WORK TO COMPLETE
Search the records for the string "with" and return each line that has it.

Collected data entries
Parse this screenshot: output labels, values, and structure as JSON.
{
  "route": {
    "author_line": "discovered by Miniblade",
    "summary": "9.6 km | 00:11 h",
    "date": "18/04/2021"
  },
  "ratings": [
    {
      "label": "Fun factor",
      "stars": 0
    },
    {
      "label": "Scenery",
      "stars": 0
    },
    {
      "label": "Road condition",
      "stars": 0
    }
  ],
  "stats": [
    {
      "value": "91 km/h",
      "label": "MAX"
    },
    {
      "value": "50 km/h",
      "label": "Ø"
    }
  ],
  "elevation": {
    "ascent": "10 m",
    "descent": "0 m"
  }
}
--
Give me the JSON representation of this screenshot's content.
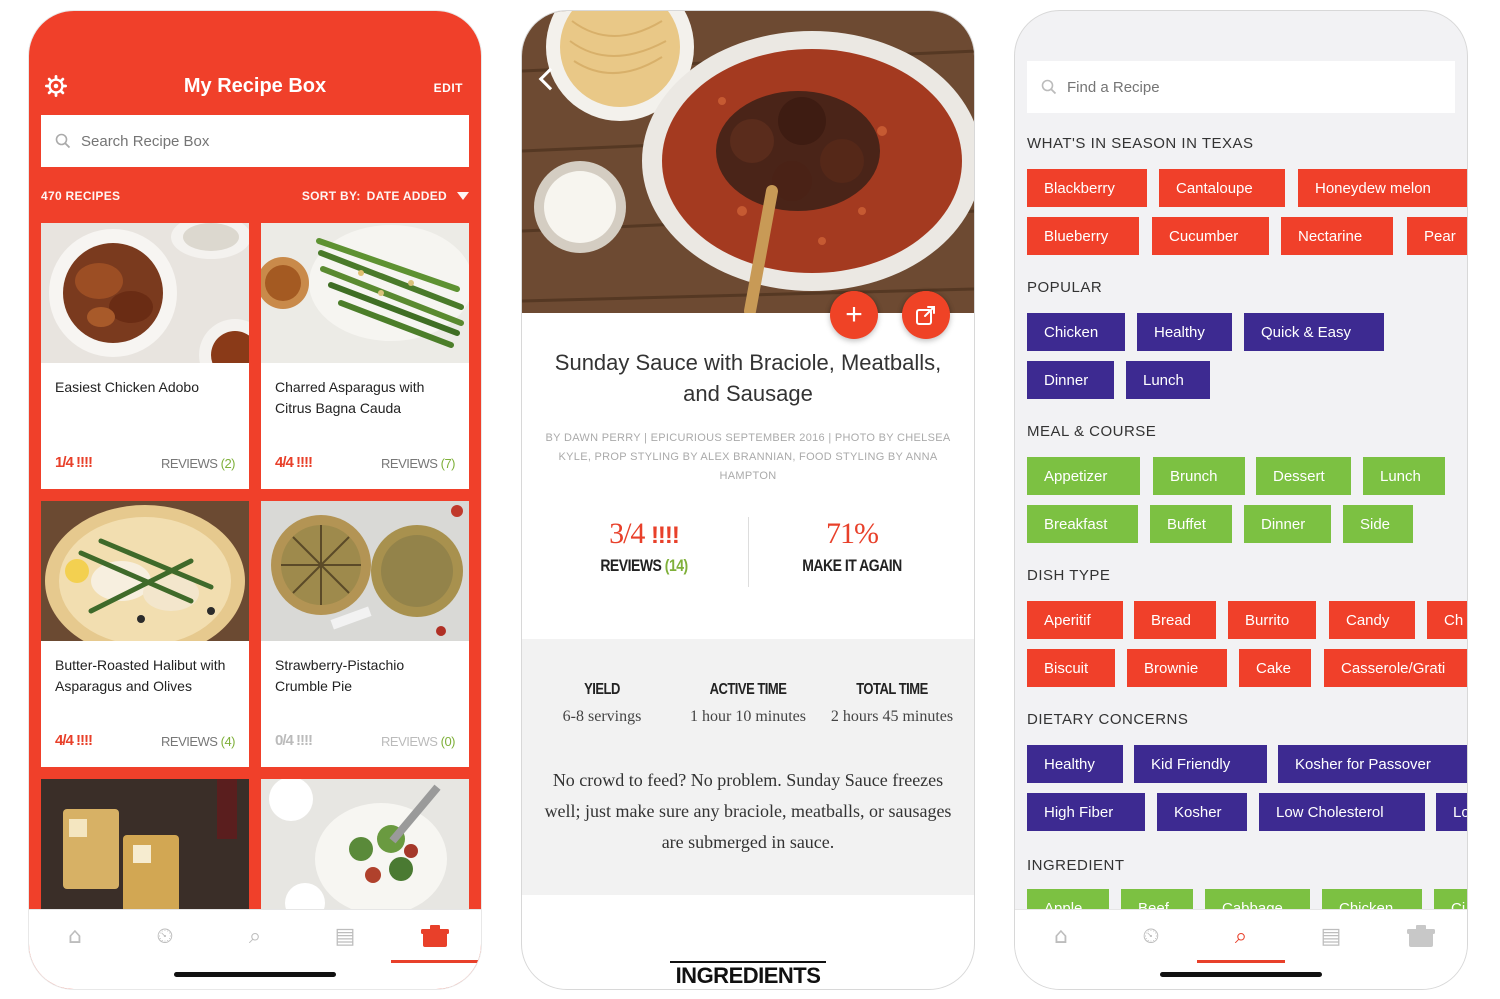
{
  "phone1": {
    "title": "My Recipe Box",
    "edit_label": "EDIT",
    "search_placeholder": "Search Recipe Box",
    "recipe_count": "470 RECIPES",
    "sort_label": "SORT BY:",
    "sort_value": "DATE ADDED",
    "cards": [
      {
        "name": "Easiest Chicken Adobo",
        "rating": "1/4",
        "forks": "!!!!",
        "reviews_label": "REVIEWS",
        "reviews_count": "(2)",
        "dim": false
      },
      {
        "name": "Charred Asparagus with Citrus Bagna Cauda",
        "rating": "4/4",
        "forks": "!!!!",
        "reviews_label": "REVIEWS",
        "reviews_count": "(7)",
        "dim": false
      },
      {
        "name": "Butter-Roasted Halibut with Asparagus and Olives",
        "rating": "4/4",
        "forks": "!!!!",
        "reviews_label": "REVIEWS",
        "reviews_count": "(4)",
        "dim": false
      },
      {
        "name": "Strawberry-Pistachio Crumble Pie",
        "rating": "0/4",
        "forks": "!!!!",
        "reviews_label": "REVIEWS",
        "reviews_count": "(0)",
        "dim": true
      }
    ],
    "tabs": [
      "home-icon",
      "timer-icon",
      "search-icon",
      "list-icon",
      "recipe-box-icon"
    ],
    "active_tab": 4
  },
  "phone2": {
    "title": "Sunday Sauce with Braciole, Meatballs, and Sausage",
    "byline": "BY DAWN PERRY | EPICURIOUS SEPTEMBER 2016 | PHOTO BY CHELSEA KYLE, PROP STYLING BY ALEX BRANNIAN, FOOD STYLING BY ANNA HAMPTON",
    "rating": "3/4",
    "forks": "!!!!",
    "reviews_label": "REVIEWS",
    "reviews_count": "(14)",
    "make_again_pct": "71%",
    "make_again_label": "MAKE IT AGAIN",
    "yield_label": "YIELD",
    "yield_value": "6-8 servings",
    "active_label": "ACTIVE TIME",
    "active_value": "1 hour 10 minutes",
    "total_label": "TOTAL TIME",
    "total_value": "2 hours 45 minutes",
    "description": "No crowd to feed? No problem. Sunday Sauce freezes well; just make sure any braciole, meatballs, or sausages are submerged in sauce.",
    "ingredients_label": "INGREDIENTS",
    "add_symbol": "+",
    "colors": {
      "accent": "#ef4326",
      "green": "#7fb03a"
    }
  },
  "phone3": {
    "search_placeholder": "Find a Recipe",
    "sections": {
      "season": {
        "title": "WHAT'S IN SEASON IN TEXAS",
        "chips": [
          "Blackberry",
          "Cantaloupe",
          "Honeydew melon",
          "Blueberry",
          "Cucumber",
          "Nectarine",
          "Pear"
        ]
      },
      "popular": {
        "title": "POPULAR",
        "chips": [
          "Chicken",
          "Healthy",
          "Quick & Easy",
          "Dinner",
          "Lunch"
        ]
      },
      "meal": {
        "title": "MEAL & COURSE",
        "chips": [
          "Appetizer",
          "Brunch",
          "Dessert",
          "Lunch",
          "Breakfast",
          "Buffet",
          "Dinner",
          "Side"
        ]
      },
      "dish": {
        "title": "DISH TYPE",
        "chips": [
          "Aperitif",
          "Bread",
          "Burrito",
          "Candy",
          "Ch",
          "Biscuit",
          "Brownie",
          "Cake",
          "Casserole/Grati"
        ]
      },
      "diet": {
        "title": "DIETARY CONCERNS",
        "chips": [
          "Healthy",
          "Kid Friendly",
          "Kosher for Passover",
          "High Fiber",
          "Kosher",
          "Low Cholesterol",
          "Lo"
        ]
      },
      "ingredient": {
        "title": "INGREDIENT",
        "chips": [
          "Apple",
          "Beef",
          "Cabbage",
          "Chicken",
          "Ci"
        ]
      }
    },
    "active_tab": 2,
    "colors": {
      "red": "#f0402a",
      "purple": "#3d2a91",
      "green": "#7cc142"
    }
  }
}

OUTPUT
        "name": "Charred Asparagus with Citrus Bagna Cauda",
        "name": "Butter-Roasted Halibut with Asparagus and Olives",
    "title": "Sunday Sauce with Braciole, Meatballs, and Sausage",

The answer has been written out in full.